            in_data, 0, output_worldP->height, input_worldP, 
            NULL, (void*)infoP, FilterImage32, output_worldP);
    case PF_PixelFormat_ARGB64:
        iterate16Suite ->iterate(
            in_data, 0, output_worldP->height, input_worldP,
            NULL, (void*)infoP, FilterImage16, output_worldP);
    case PF_PixelFormat_ARGB32:
        iterate8Suite ->iterate(
            in_data, 0, output_worldP->height, input_worldP,
            NULL, (void*)infoP, FilterImage8, output_worldP);
         err = PF_Err_BAD_CALLBACK_PARAM;

Pixel functions

Prepare each functions for 8/16/32 bit separately. The follow example is in SDK_Noise.cpp.

The differences are following.

*inP and *outP

// 8bit
static PF_Err FilterImage8 (
    void *refcon, A_long xL, A_long yL, 
    PF_Pixel8 *inP, PF_Pixel8 *outP)

// 16bit
static PF_Err FilterImage16 (
    void *refcon, A_long xL, A_long yL, 
    PF_Pixel16 *inP, PF_Pixel16 *outP)

// 32bit
static PF_Err FilterImage32 (
    void *refcon, A_long xL, A_long yL, 
    PF_PixelFloat *inP, PF_PixelFloat *outP)


// 8bit   clamp in range [0, PF_MAX_CHAN8]
tempF = rand() % PF_MAX_CHAN8;
tempF *= (niP->valF / SLIDER_MAX);

// 16bit   clamp in range [0, PF_MAX_CHAN16]
tempF = rand() % PF_MAX_CHAN16;
tempF *= (niP->valF / SLIDER_MAX);

// 32bit    clamp in range [0, 1 = PF_MAX_CHAN16/PF_MAX_CHAN16]
tempF = (PF_FpShort)(rand() % PF_MAX_CHAN16);
tempF *= (PF_FpShort)(niP->valF / (SLIDER_MAX * PF_MAX_CHAN16));
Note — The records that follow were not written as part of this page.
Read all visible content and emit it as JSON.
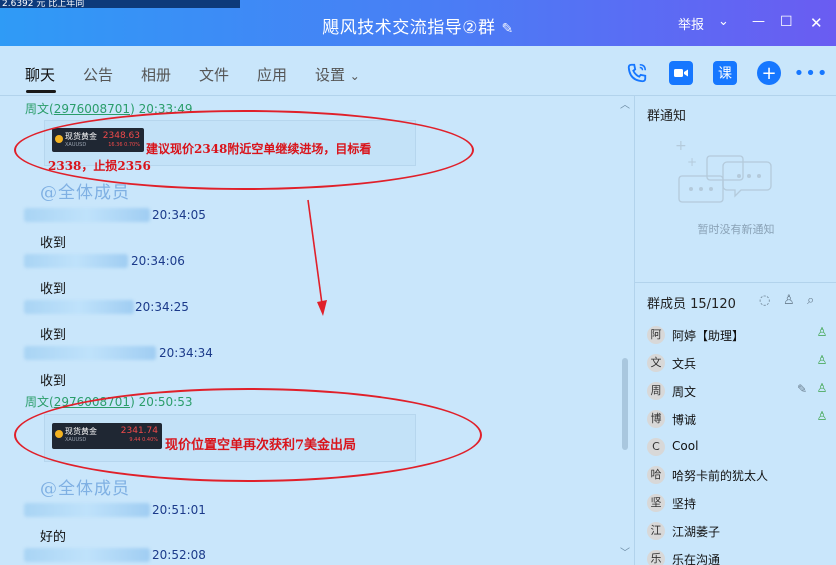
{
  "window": {
    "title": "飓风技术交流指导②群",
    "edit_icon": "pencil-icon",
    "report_label": "举报",
    "top_strip_text": "2.6392 元 比上年同"
  },
  "tabs": [
    {
      "label": "聊天",
      "active": true
    },
    {
      "label": "公告"
    },
    {
      "label": "相册"
    },
    {
      "label": "文件"
    },
    {
      "label": "应用"
    },
    {
      "label": "设置"
    }
  ],
  "toolbar_icons": [
    "phone-icon",
    "video-icon",
    "course-icon",
    "add-icon",
    "more-icon"
  ],
  "course_label": "课",
  "chat": {
    "messages": [
      {
        "sender": "周文",
        "sender_id": "2976008701",
        "time": "20:33:49",
        "card": {
          "name": "现货黄金",
          "sub": "XAUUSD",
          "price": "2348.63",
          "change": "16.36  0.70%"
        },
        "text": "建议现价2348附近空单继续进场，目标看2338，止损2356"
      },
      {
        "at_all": "@全体成员"
      },
      {
        "time": "20:34:05",
        "text": "收到"
      },
      {
        "time": "20:34:06",
        "text": "收到"
      },
      {
        "time": "20:34:25",
        "text": "收到"
      },
      {
        "time": "20:34:34",
        "text": "收到"
      },
      {
        "sender": "周文",
        "sender_id": "2976008701",
        "time": "20:50:53",
        "card": {
          "name": "现货黄金",
          "sub": "XAUUSD",
          "price": "2341.74",
          "change": "9.44  0.40%"
        },
        "text": "现价位置空单再次获利7美金出局"
      },
      {
        "at_all": "@全体成员"
      },
      {
        "time": "20:51:01",
        "text": "好的"
      },
      {
        "time": "20:52:08"
      }
    ]
  },
  "right_panel": {
    "notice_title": "群通知",
    "notice_empty": "暂时没有新通知",
    "members_title": "群成员 15/120",
    "members": [
      {
        "name": "阿婷【助理】",
        "avatar": "阿"
      },
      {
        "name": "文兵",
        "avatar": "文"
      },
      {
        "name": "周文",
        "avatar": "周"
      },
      {
        "name": "博诚",
        "avatar": "博"
      },
      {
        "name": "Cool",
        "avatar": "C"
      },
      {
        "name": "哈努卡前的犹太人",
        "avatar": "哈"
      },
      {
        "name": "坚持",
        "avatar": "坚"
      },
      {
        "name": "江湖萎子",
        "avatar": "江"
      },
      {
        "name": "乐在沟通",
        "avatar": "乐"
      }
    ]
  },
  "colors": {
    "accent": "#1677ff",
    "annotation": "#e0202a",
    "background": "#c9e6fb"
  }
}
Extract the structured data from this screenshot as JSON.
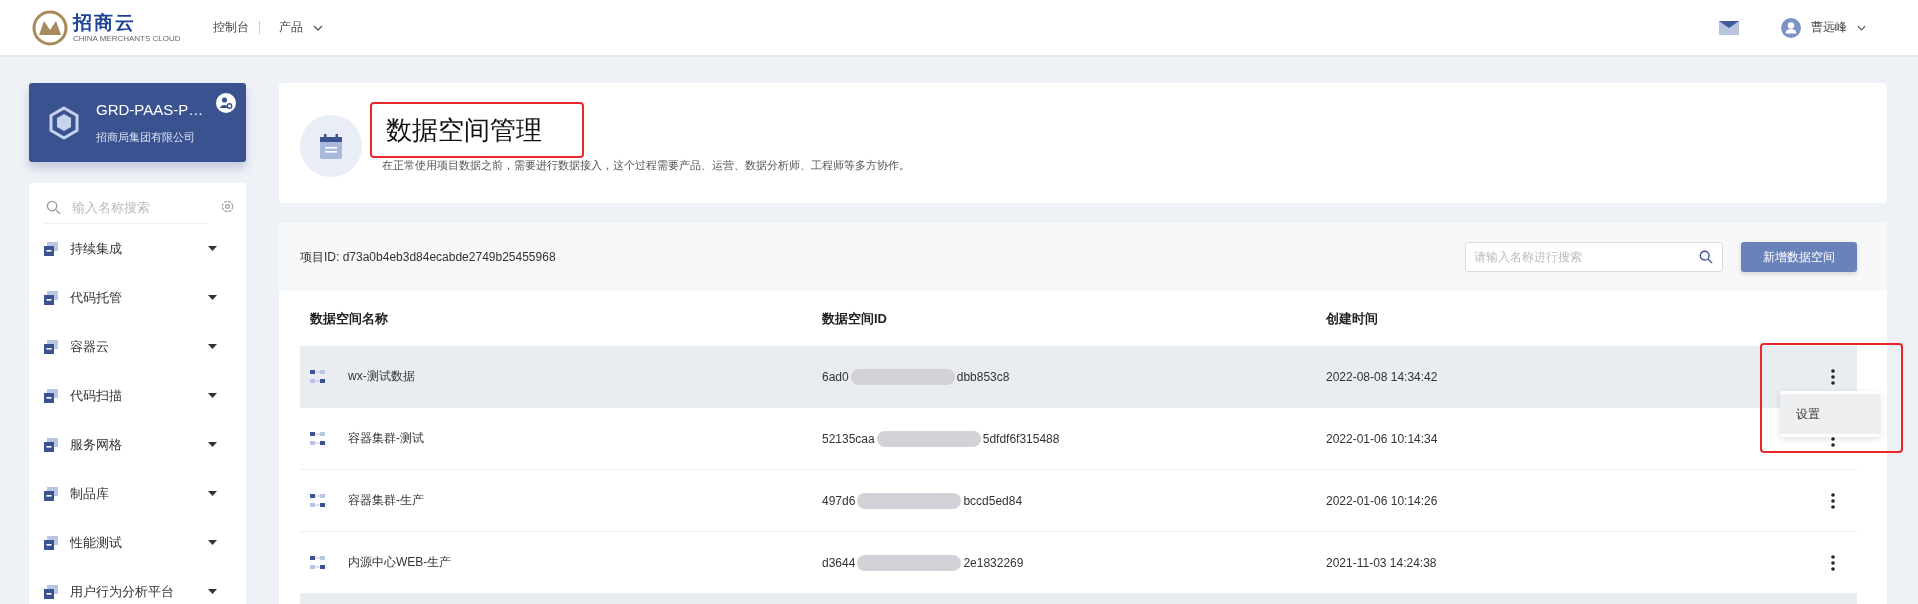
{
  "topbar": {
    "brand": "招商云",
    "brand_sub": "CHINA MERCHANTS CLOUD",
    "nav": [
      "控制台",
      "产品"
    ],
    "user": "曹远峰"
  },
  "project": {
    "name": "GRD-PAAS-P…",
    "org": "招商局集团有限公司"
  },
  "sidebar": {
    "search": {
      "placeholder": "输入名称搜索"
    },
    "items": [
      {
        "label": "持续集成"
      },
      {
        "label": "代码托管"
      },
      {
        "label": "容器云"
      },
      {
        "label": "代码扫描"
      },
      {
        "label": "服务网格"
      },
      {
        "label": "制品库"
      },
      {
        "label": "性能测试"
      },
      {
        "label": "用户行为分析平台"
      }
    ]
  },
  "header": {
    "title": "数据空间管理",
    "title_highlighted": true,
    "description": "在正常使用项目数据之前，需要进行数据接入，这个过程需要产品、运营、数据分析师、工程师等多方协作。"
  },
  "toolbar": {
    "project_id": "项目ID: d73a0b4eb3d84ecabde2749b25455968",
    "search": {
      "placeholder": "请输入名称进行搜索"
    },
    "add_button": "新增数据空间"
  },
  "table": {
    "columns": [
      "数据空间名称",
      "数据空间ID",
      "创建时间"
    ],
    "rows": [
      {
        "name": "wx-测试数据",
        "id_start": "6ad0",
        "id_end": "dbb853c8",
        "time": "2022-08-08 14:34:42",
        "selected": true,
        "action_highlighted": true,
        "menu": [
          {
            "label": "设置",
            "selected": true
          }
        ]
      },
      {
        "name": "容器集群-测试",
        "id_start": "52135caa",
        "id_end": "5dfdf6f315488",
        "time": "2022-01-06 10:14:34",
        "selected": false,
        "action_highlighted": false
      },
      {
        "name": "容器集群-生产",
        "id_start": "497d6",
        "id_end": "bccd5ed84",
        "time": "2022-01-06 10:14:26",
        "selected": false,
        "action_highlighted": false
      },
      {
        "name": "内源中心WEB-生产",
        "id_start": "d3644",
        "id_end": "2e1832269",
        "time": "2021-11-03 14:24:38",
        "selected": false,
        "action_highlighted": false
      }
    ]
  }
}
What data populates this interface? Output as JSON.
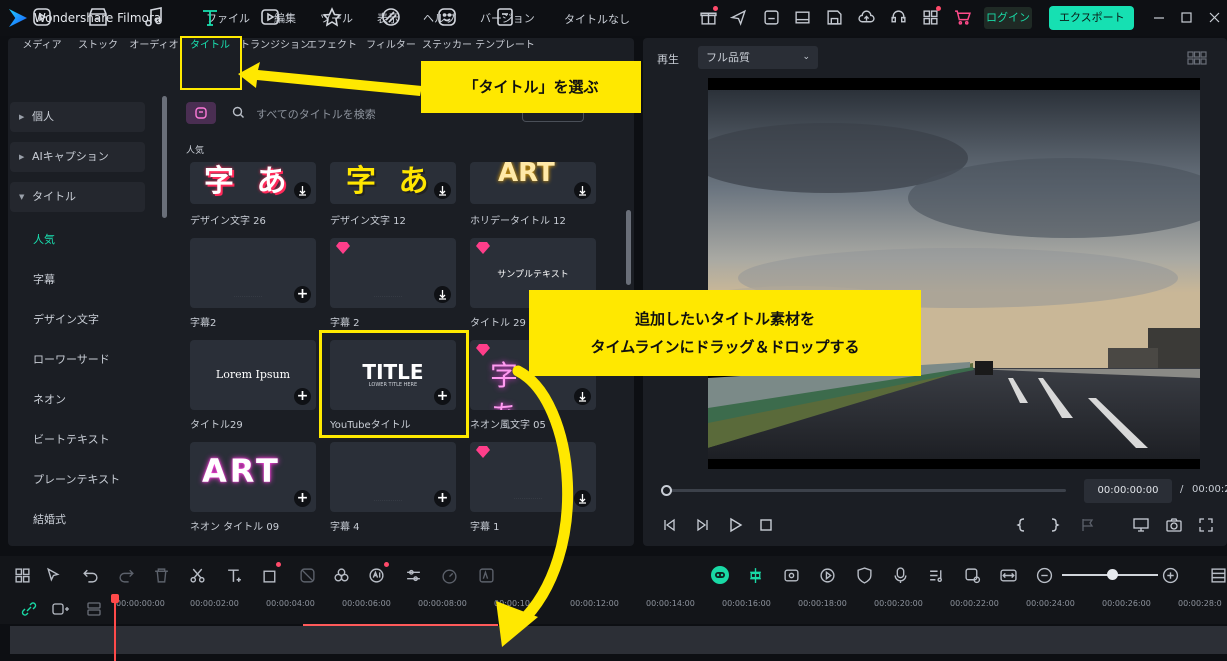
{
  "app": {
    "name": "Wondershare Filmora",
    "project_title": "タイトルなし",
    "login_label": "ログイン",
    "export_label": "エクスポート"
  },
  "menu": [
    "ファイル",
    "編集",
    "ツール",
    "表示",
    "ヘルプ",
    "バージョン"
  ],
  "tabs": [
    "メディア",
    "ストック",
    "オーディオ",
    "タイトル",
    "トランジション",
    "エフェクト",
    "フィルター",
    "ステッカー",
    "テンプレート"
  ],
  "active_tab": "タイトル",
  "sidebar": {
    "groups": [
      "個人",
      "AIキャプション",
      "タイトル"
    ],
    "items": [
      "人気",
      "字幕",
      "デザイン文字",
      "ローワーサード",
      "ネオン",
      "ビートテキスト",
      "プレーンテキスト",
      "結婚式"
    ],
    "active_item": "人気"
  },
  "search": {
    "placeholder": "すべてのタイトルを検索"
  },
  "section_label": "人気",
  "cards": [
    {
      "label": "デザイン文字 26",
      "thumb": "字 あ"
    },
    {
      "label": "デザイン文字 12",
      "thumb": "字 あ"
    },
    {
      "label": "ホリデータイトル 12",
      "thumb": "ART"
    },
    {
      "label": "字幕2",
      "thumb": ""
    },
    {
      "label": "字幕 2",
      "thumb": ""
    },
    {
      "label": "タイトル 29",
      "thumb": "サンプルテキスト"
    },
    {
      "label": "タイトル29",
      "thumb": "Lorem Ipsum"
    },
    {
      "label": "YouTubeタイトル",
      "thumb": "TITLE",
      "thumb_sub": "LOWER TITLE HERE"
    },
    {
      "label": "ネオン風文字 05",
      "thumb": "字 あ"
    },
    {
      "label": "ネオン タイトル 09",
      "thumb": "ART"
    },
    {
      "label": "字幕 4",
      "thumb": ""
    },
    {
      "label": "字幕 1",
      "thumb": ""
    }
  ],
  "callouts": {
    "tab": "「タイトル」を選ぶ",
    "drag_line1": "追加したいタイトル素材を",
    "drag_line2": "タイムラインにドラッグ＆ドロップする"
  },
  "preview": {
    "label": "再生",
    "quality": "フル品質",
    "timecode": "00:00:00:00",
    "separator": "/",
    "total": "00:00:2"
  },
  "ruler": [
    "00:00:00:00",
    "00:00:02:00",
    "00:00:04:00",
    "00:00:06:00",
    "00:00:08:00",
    "00:00:10",
    "00:00:12:00",
    "00:00:14:00",
    "00:00:16:00",
    "00:00:18:00",
    "00:00:20:00",
    "00:00:22:00",
    "00:00:24:00",
    "00:00:26:00",
    "00:00:28:0"
  ],
  "colors": {
    "accent": "#16e0b2",
    "highlight": "#ffea00",
    "playhead": "#ff4a4a",
    "panel": "#1b1e24",
    "gem": "#ff3e8a"
  }
}
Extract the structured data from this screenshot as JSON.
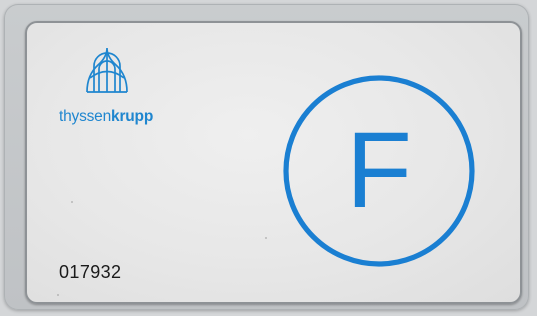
{
  "card": {
    "brand_thin": "thyssen",
    "brand_bold": "krupp",
    "number": "017932",
    "emblem_letter": "F"
  },
  "colors": {
    "brand_blue": "#1f86cf",
    "emblem_blue": "#1a7fd2",
    "number_text": "#1a1a1a",
    "card_face": "#e9e9e9",
    "background": "#d4d6d8"
  },
  "icons": {
    "logo": "thyssenkrupp-arches-logo",
    "emblem": "circled-letter-emblem"
  }
}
channels of outP

// 8bit  clamp in the range [0, PF_MAX_CHAN8] 
outP->red = MIN(PF_MAX_CHAN8, inP->red + (A_u_char) tempF);

// 16bit  clamp in the range[0, PF_MAX_CHAN16] 
outP->red = MIN(PF_MAX_CHAN16, inP->red + (A_u_short) tempF);

// 32bit
outP->red = (inP->red + tempF);